The physical form of a substance changes on changing its temperature. For example, raising the temperature of a liquid causes the liquid to vaporize (convert into vapor). The process is called vaporization—a surface phenomenon. Vaporization occurs when the thermal motion of the molecules overcome the intermolecular forces, and the molecules (at the surface) escape into the gaseous state. When a liquid vaporizes in a closed container, gas molecules cannot escape. As these gas phase molecules move randomly about, they will occasionally collide with the surface of the condensed phase, and in some cases, these collisions will result in the molecules re-entering the condensed phase. The change from the gas phase to the liquid is called condensation.
Vaporization is an endothermic process. The cooling effect is evident after a swim or a shower. When the water on the skin evaporates, it removes heat from the skin and cools the skin. The energy change associated with the vaporization process is the enthalpy of vaporization, ΔHvap. For example, the vaporization of water at standard temperature is represented by:
The reverse of an endothermic process is exothermic. And so, the condensation of a gas releases heat:
Vaporization and condensation are opposing processes; consequently, their enthalpy values are identical with opposite signs. While the enthalpy of vaporization is positive, the enthalpy of condensation is negative.
Different substances vaporize to different extents (depending on the strengths of their IMFs) and hence display different enthalpy of vaporization values.

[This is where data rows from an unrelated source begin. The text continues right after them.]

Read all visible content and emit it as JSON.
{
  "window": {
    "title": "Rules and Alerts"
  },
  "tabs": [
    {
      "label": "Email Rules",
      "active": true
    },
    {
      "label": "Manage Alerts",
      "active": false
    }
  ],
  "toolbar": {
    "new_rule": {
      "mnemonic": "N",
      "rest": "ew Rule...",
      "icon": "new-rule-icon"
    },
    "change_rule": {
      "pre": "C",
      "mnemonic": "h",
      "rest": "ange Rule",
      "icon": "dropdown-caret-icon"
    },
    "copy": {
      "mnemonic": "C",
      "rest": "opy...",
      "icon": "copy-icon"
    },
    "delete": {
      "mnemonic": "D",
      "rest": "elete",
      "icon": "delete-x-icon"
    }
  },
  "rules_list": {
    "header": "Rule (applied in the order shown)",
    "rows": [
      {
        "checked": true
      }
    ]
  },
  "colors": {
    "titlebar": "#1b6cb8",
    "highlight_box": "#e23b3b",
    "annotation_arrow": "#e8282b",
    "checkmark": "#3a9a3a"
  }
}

Relatively strong intermolecular attractive forces between molecules result in higher enthalpy of vaporization values. Weak intermolecular attractions present less of a barrier to vaporization, yielding relatively low values of enthalpies of vaporization.
This text is adapted from Openstax, Chemistry 2e, Section 10.3: Phase Transitions.